ATLANTA – The number of Hispanic organ donors in the United States has increased thanks to educational campaigns in Spanish, but this effort is still not sufficient given the need.
According to the United Network for Organ Sharing, 110,667 patients in the United States, including Puerto Rico and the U.S. Virgin Islands, are waiting for a transplant.
Getting an organ is almost a miracle, according to Martina Castañeda, who three years ago received a kidney transplant.
“They told me about (Atlanta’s) Emory Hospital and said it had a gift from God for me, I was on a three-month waiting list. It was a blessing,” she tells Efe.
In Georgia at least 3,000 patients are waiting for an organ donation, says Carlos Castro, coordinator of the LifeLink organization’s link for Hispanic donors.

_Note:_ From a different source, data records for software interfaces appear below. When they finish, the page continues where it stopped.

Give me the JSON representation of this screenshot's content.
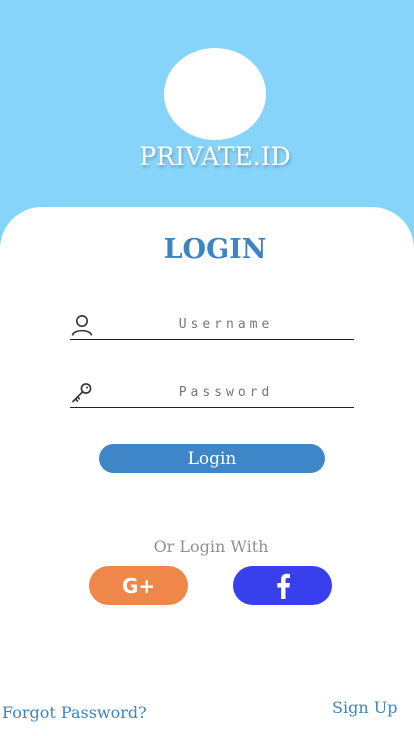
{
  "header": {
    "brand": "PRIVATE.ID"
  },
  "login": {
    "title": "LOGIN",
    "username_placeholder": "Username",
    "password_placeholder": "Password",
    "submit_label": "Login",
    "username_icon": "user-icon",
    "password_icon": "key-icon"
  },
  "social": {
    "or_text": "Or Login With",
    "google_label": "G+",
    "google_icon": "google-plus-icon",
    "facebook_icon": "facebook-icon"
  },
  "footer": {
    "forgot_label": "Forgot Password?",
    "signup_label": "Sign Up"
  },
  "colors": {
    "sky": "#87D4FB",
    "accent": "#3C85C4",
    "google": "#F0874A",
    "facebook": "#3840EE"
  }
}
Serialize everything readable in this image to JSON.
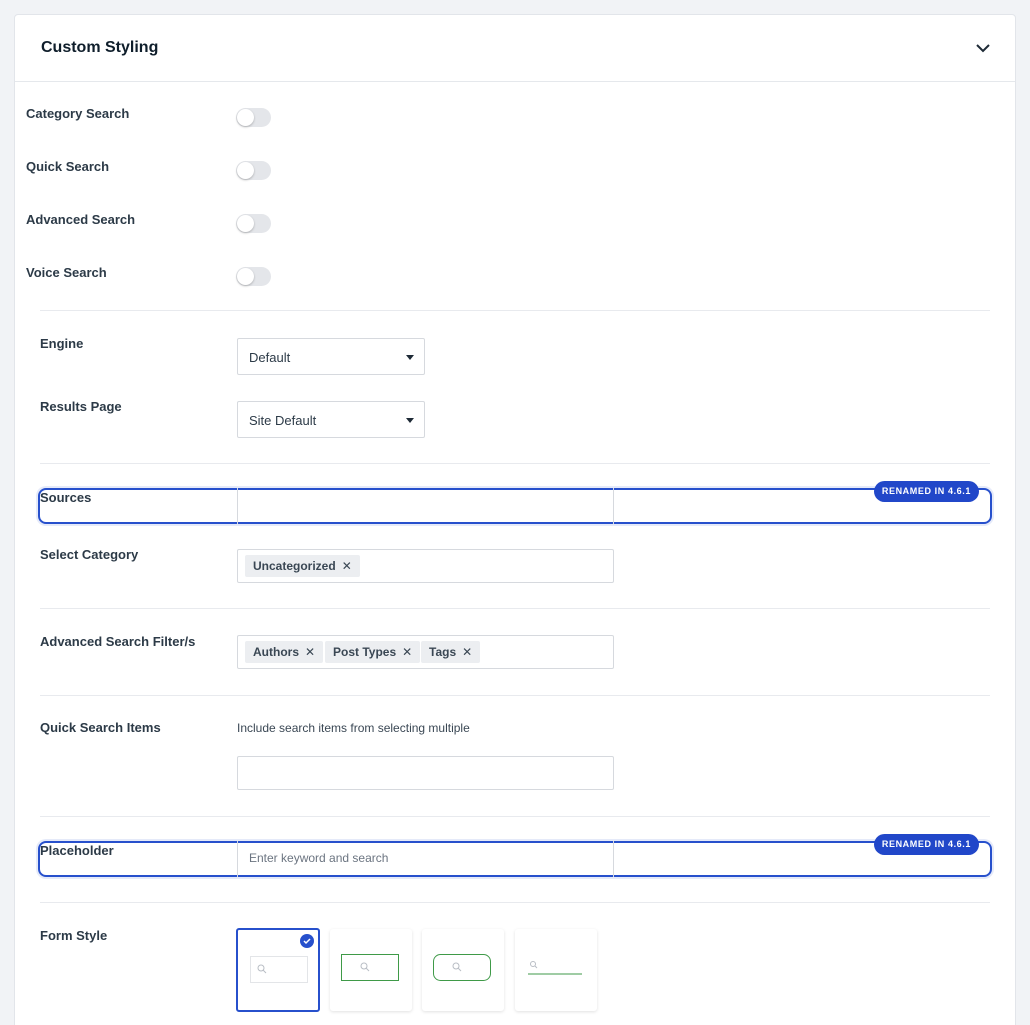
{
  "panel": {
    "title": "Custom Styling"
  },
  "toggles": [
    {
      "label": "Category Search",
      "on": false
    },
    {
      "label": "Quick Search",
      "on": false
    },
    {
      "label": "Advanced Search",
      "on": false
    },
    {
      "label": "Voice Search",
      "on": false
    }
  ],
  "engine": {
    "label": "Engine",
    "value": "Default"
  },
  "results_page": {
    "label": "Results Page",
    "value": "Site Default"
  },
  "sources": {
    "label": "Sources",
    "badge": "RENAMED IN 4.6.1"
  },
  "select_category": {
    "label": "Select Category",
    "tags": [
      "Uncategorized"
    ]
  },
  "advanced_filters": {
    "label": "Advanced Search Filter/s",
    "tags": [
      "Authors",
      "Post Types",
      "Tags"
    ]
  },
  "quick_search_items": {
    "label": "Quick Search Items",
    "hint": "Include search items from selecting multiple",
    "value": ""
  },
  "placeholder": {
    "label": "Placeholder",
    "placeholder": "Enter keyword and search",
    "badge": "RENAMED IN 4.6.1"
  },
  "form_style": {
    "label": "Form Style",
    "selected_index": 0
  },
  "colors": {
    "accent": "#2750cc",
    "green": "#3f9a48",
    "badge_bg": "#2147c9"
  },
  "icons": {
    "collapse": "chevron-down-icon",
    "tag_remove": "close-icon",
    "selected": "check-circle-icon",
    "search": "search-icon"
  }
}
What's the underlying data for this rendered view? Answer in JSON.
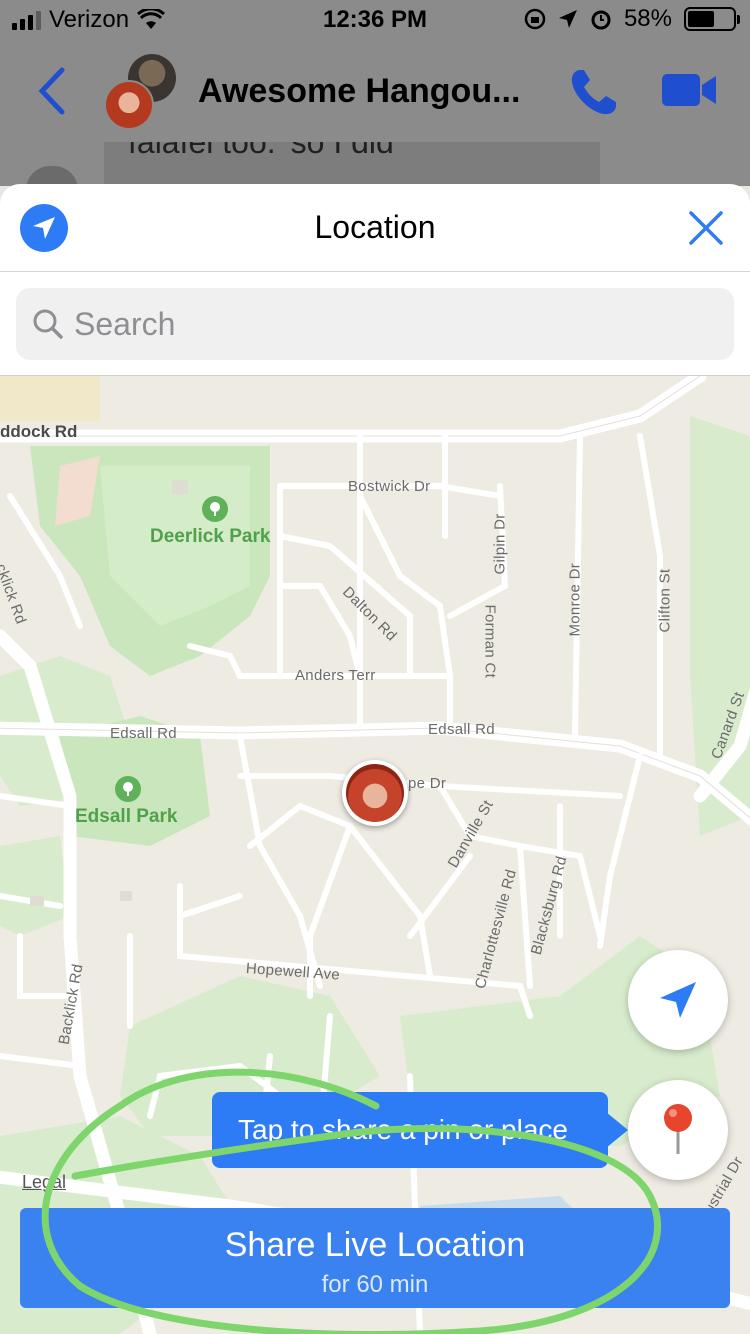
{
  "status_bar": {
    "carrier": "Verizon",
    "time": "12:36 PM",
    "battery": "58%",
    "battery_level": 0.58
  },
  "chat_header": {
    "title": "Awesome Hangou...",
    "peek_text": "falafel too.' so I did"
  },
  "location_sheet": {
    "title": "Location",
    "search_placeholder": "Search"
  },
  "map": {
    "streets": {
      "paddock": "ddock Rd",
      "bostwick": "Bostwick Dr",
      "gilpin": "Gilpin Dr",
      "dalton": "Dalton Rd",
      "forman": "Forman Ct",
      "monroe": "Monroe Dr",
      "clifton": "Clifton St",
      "backlick_top": "cklick Rd",
      "anders": "Anders Terr",
      "edsall_left": "Edsall Rd",
      "edsall_right": "Edsall Rd",
      "canard": "Canard St",
      "hope": "pe Dr",
      "danville": "Danville St",
      "charlottesville": "Charlottesville Rd",
      "blacksburg": "Blacksburg Rd",
      "hopewell": "Hopewell Ave",
      "backlick_bottom": "Backlick Rd",
      "industrial": "ustrial Dr"
    },
    "parks": {
      "deerlick": "Deerlick Park",
      "edsall": "Edsall Park"
    },
    "legal": "Legal",
    "tooltip": "Tap to share a pin or place"
  },
  "share_button": {
    "label": "Share Live Location",
    "sublabel": "for 60 min"
  },
  "colors": {
    "accent": "#2d7cf6",
    "button": "#3b82f1",
    "park": "#c9e6bd",
    "highlight": "#7ed56b"
  }
}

“In 2006, for every 60 people who said they wanted to be donors in Georgia, four were Latinos, which increased in 2010 to eight (out of every 60),” Castro says, adding that the main reason for such a low percentage of Latino donors was the lack of information and religiously based misconceptions.
Castro says that many Hispanics wonder if organ donors can rise again for the Last Judgment since their bodies are incomplete, to which the coordinator answers that, as the Catholic Church tells us, resurrection is spiritual and not physical.
Castañeda says she also heard that some people think that if they sign up as donors and have an accident, they’ll no doubt be killed to have their organs extracted.
But the lack of donors isn’t the only reason why many patients die waiting for an organ – the high cost of transplants is another obstacle to staying alive.
A heart transplant, for example, can cost as much as $287,000 depending on the hospital. And a kidney transplant can cost $51,000.
Castañeda lived through it all and at the same time saw how other patients were unable to wait long enough and died – that’s why she considers that the best gift she ever received was the kidney from the donor’s family that gave her a second chance.
“My life changed, now I can do things I couldn’t do when I was on dialysis, things like swimming and going to the beach. Now it’s happiness itself to be in a swimming pool,” she says.
Castro says that though the number of Hispanic donors in the United States has increased thanks to educational campaigns in Spanish, the lack of a real donor culture has made the increase of names on this list go very slow.
He says that whoever wants to help save a life can do so with a donor card.
“You don’t need a Social Security number or an American passport. Just put down your information, where you live, your name, and, where it says identity document, put the number of your passport from your country of origin or your consular registration number,” he says. EFE